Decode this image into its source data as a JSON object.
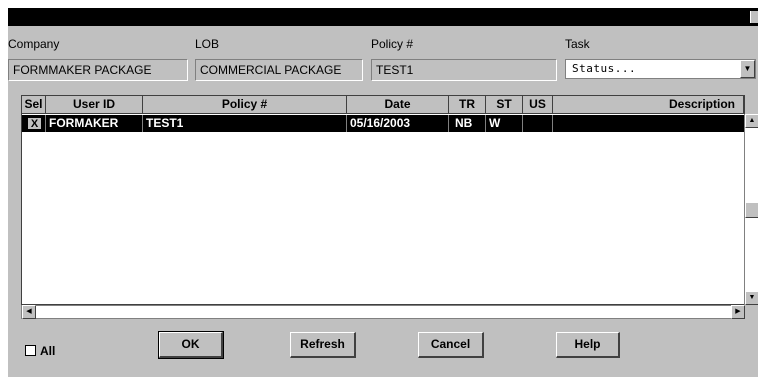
{
  "header": {
    "company_label": "Company",
    "lob_label": "LOB",
    "policy_label": "Policy #",
    "task_label": "Task",
    "company_value": "FORMMAKER PACKAGE",
    "lob_value": "COMMERCIAL PACKAGE",
    "policy_value": "TEST1",
    "task_selected": "Status..."
  },
  "grid": {
    "columns": [
      "Sel",
      "User ID",
      "Policy #",
      "Date",
      "TR",
      "ST",
      "US",
      "Description"
    ],
    "rows": [
      {
        "sel": "X",
        "user_id": "FORMAKER",
        "policy": "TEST1",
        "date": "05/16/2003",
        "tr": "NB",
        "st": "W",
        "us": "",
        "description": ""
      }
    ]
  },
  "footer": {
    "all_label": "All",
    "ok_label": "OK",
    "refresh_label": "Refresh",
    "cancel_label": "Cancel",
    "help_label": "Help"
  },
  "colors": {
    "titlebar": "#000000",
    "dialog_bg": "#c0c0c0",
    "selected_row": "#000000"
  }
}
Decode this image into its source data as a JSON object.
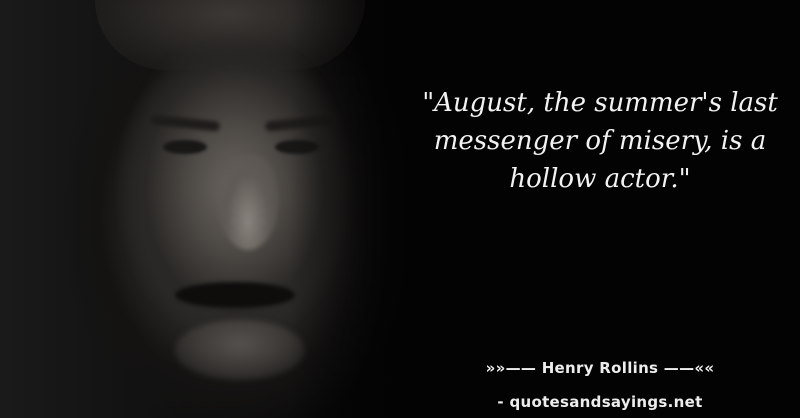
{
  "quote": {
    "text": "\"August, the summer's last messenger of misery, is a hollow actor.\"",
    "author_line": "»»—— Henry Rollins ——««",
    "source": "- quotesandsayings.net"
  },
  "portrait": {
    "description_icon": "portrait-photo"
  },
  "colors": {
    "background": "#030303",
    "text": "#f2f2f2"
  }
}
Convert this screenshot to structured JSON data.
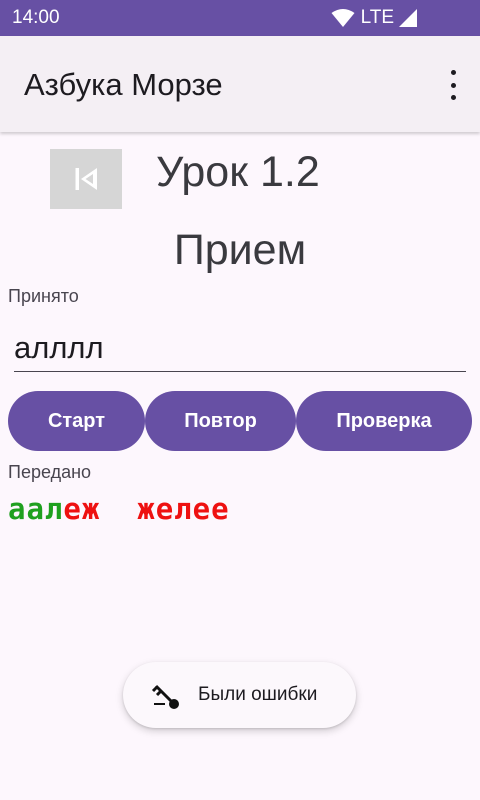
{
  "status_bar": {
    "time": "14:00",
    "network": "LTE"
  },
  "app_bar": {
    "title": "Азбука Морзе",
    "menu_icon": "overflow-menu-icon"
  },
  "lesson": {
    "title": "Урок 1.2",
    "mode": "Прием",
    "prev_icon": "skip-previous-icon"
  },
  "received": {
    "label": "Принято",
    "value": "алллл"
  },
  "buttons": {
    "start": "Старт",
    "repeat": "Повтор",
    "check": "Проверка"
  },
  "transmitted": {
    "label": "Передано",
    "segments": [
      {
        "text": "аал",
        "color": "#1fa01f"
      },
      {
        "text": "еж  желее",
        "color": "#ee1111"
      }
    ]
  },
  "snackbar": {
    "text": "Были ошибки",
    "icon": "key-icon"
  },
  "colors": {
    "accent": "#6750a4",
    "correct": "#1fa01f",
    "wrong": "#ee1111"
  }
}
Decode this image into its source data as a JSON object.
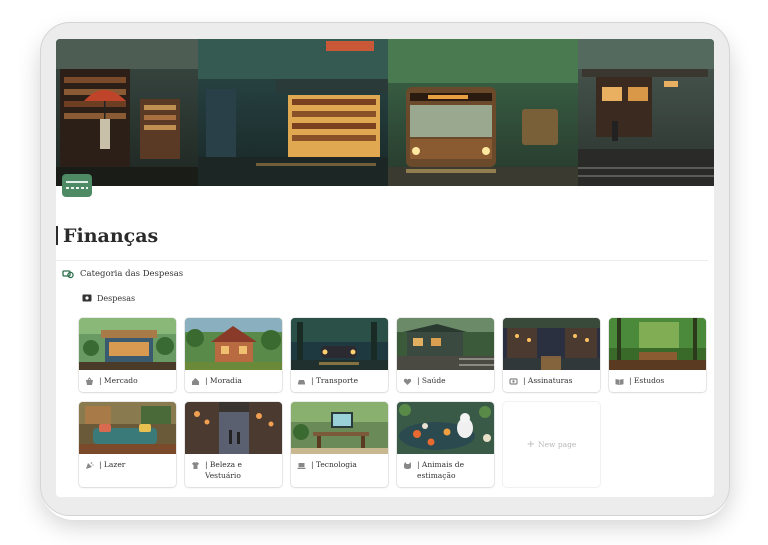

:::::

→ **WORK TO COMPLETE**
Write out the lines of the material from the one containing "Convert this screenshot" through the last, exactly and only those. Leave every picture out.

→ **WRITTEN SOLUTION**
Convert this screenshot to structured JSON data.
{
  "status_bar": {
    "time": "14:00",
    "network": "LTE"
  },
  "app_bar": {
    "title": "Азбука Морзе",
    "menu_icon": "overflow-menu-icon"
  },
  "lesson": {
    "title": "Урок 1.2",
    "mode": "Прием",
    "prev_icon": "skip-previous-icon"
  },
  "received": {
    "label": "Принято",
    "value": "алллл"
  },
  "buttons": {
    "start": "Старт",
    "repeat": "Повтор",
    "check": "Проверка"
  },
  "transmitted": {
    "label": "Передано",
    "segments": [
      {
        "text": "аал",
        "color": "#1fa01f"
      },
      {
        "text": "еж  желее",
        "color": "#ee1111"
      }
    ]
  },
  "snackbar": {
    "text": "Были ошибки",
    "icon": "key-icon"
  },
  "colors": {
    "accent": "#6750a4",
    "correct": "#1fa01f",
    "wrong": "#ee1111"
  }
}
Decode this image into its source data as a JSON object.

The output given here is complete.